Costly For What It Is, Amazon Phone Unlikely To Catch Fire
Much has already been said about Amazon’s Fire Phone since its formal unveiling yesterday afternoon in Seattle. The biggest surprise to me was its price: $199 with a two year contact and $650 unlocked. In other words it’s priced like an iPhone. The selling points of the phone have relatively little to do with the […]
Much has already been said about Amazon’s Fire Phone since its formal unveiling yesterday afternoon in Seattle. The biggest surprise to me was its price: $199 with a two year contact and $650 unlocked. In other words it’s priced like an iPhone.
The selling points of the phone have relatively little to do with the hardware, although it has what appears to be a very nice 13MP rear camera. Here is the combination of features that Amazon hopes will attract buyers:
- Free unlimited cloud photo storage
- Deep and extensive integration of the Amazon content and services ecosystem (including free video support, “MayDay”)
- Firefly, which is like Shazam for the real world. It’s visual/image recognition technology is derived from Amazon Flow
- Dynamic perspective: a kind of 3D experience on the home screen and for games
- A free year of Amazon Prime for new customers
I have not held the phone and had a chance to use it. However those who have have said it’s a fairly straightforward Android handset in most respects. Beyond the 3D effect, the UI/UX offers a few innovative minor features (tilt for content, menus) but in general it’s unremarkable.
What struck me beyond the pricing was the idea that this phone is not really about users, it’s about Amazon. It’s a pipeline to Amazon content, services and sales.

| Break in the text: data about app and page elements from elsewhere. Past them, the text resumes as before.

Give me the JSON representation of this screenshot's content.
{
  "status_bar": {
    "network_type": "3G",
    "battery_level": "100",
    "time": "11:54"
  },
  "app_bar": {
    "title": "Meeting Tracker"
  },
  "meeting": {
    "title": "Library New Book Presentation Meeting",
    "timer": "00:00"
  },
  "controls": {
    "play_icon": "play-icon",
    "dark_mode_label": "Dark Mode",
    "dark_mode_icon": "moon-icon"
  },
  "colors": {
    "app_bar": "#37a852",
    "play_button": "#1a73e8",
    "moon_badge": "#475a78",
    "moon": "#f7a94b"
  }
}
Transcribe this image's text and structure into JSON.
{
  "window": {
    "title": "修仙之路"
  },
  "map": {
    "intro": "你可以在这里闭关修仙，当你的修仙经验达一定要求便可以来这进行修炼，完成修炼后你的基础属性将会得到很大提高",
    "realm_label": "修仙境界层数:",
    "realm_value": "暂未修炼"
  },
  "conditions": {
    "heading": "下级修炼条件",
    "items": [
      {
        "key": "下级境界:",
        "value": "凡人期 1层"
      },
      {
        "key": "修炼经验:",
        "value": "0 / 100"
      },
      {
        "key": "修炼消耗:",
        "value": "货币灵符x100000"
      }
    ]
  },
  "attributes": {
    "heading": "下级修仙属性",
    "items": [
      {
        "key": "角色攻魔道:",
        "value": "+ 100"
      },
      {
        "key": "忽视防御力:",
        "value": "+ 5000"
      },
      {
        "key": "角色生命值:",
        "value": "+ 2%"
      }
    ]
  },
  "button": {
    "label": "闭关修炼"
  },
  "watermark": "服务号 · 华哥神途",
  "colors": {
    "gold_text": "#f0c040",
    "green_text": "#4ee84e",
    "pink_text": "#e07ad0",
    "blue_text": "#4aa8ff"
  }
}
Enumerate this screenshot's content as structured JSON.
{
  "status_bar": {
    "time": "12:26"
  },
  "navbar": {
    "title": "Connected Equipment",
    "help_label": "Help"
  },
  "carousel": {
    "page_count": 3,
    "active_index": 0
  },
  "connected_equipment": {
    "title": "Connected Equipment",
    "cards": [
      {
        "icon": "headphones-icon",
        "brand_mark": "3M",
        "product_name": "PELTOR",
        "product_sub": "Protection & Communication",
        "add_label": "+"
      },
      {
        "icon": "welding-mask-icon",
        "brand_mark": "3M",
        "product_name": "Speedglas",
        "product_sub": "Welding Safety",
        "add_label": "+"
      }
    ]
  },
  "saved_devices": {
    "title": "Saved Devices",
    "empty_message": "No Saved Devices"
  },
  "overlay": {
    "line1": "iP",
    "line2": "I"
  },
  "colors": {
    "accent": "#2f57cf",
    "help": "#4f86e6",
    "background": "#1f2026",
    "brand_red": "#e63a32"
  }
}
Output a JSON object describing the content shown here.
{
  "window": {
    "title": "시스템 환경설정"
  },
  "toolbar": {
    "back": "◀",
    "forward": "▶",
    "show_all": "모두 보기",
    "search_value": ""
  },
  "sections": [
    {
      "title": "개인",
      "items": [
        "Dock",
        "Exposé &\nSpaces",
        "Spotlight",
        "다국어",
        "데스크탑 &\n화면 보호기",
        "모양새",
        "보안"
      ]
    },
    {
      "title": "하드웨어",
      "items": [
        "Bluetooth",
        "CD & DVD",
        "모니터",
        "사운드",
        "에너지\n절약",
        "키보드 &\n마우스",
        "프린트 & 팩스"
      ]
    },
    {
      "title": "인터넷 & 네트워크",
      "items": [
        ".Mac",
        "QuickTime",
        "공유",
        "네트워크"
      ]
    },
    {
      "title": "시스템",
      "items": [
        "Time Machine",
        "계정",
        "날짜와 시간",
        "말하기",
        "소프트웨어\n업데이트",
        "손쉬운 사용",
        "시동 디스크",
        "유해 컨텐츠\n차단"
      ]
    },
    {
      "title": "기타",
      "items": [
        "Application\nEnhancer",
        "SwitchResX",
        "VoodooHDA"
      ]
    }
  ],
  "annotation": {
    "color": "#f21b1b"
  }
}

One could make the same argument about the iPhone and other Android devices. Indeed antitrust complaints in Europe argue Google has illegally “bundled” its content and apps for Android phones. But there’s something fundamentally different here.
This phone is designed to sell Amazon stuff perhaps first and foremost, more than iPhones and Android handsets are designed to sell songs or movies. The Fire Phone is optimized for Amazon-centric selling. Firefly is an example: recognize an item in the real world, buy it through Amazon.
A complete judgment about the device can’t be rendered until one has a chance to use the phone. But my guess is that the more extensive reviews that will trickle out over the next week or two will mostly be like the first-generation Kindle Fire reviews. They’ll say this is a good phone (not the best on the market) that offers a lot for Amazon loyalists.
There won’t be many iPhone users who switch or who buy this instead of the anticipated iPhone 6. There also won’t be many Android fans who buy this — it doesn’t offer the full complement of Android apps and Google is essentially MIA, though accessible via the browser. This device will primarily appeal to Prime members and perhaps those once removed.
According to third party estimates there are just under 30 million Prime members. The Fire phone is partly an effort to grow their ranks. Beyond this audience there will probably be few drawn to this handset.
Had Amazon priced this phone as aggressively as it priced the original Kindle Fire — say $149 or even $199 unlocked — I believe it would have a serious hit and Android competitor on its hands. But what it has now is a device with some interesting features but which probably won’t . . . catch fire.
Opinions expressed in this article are those of the guest author and not necessarily Marketing Land. Staff authors are listed here.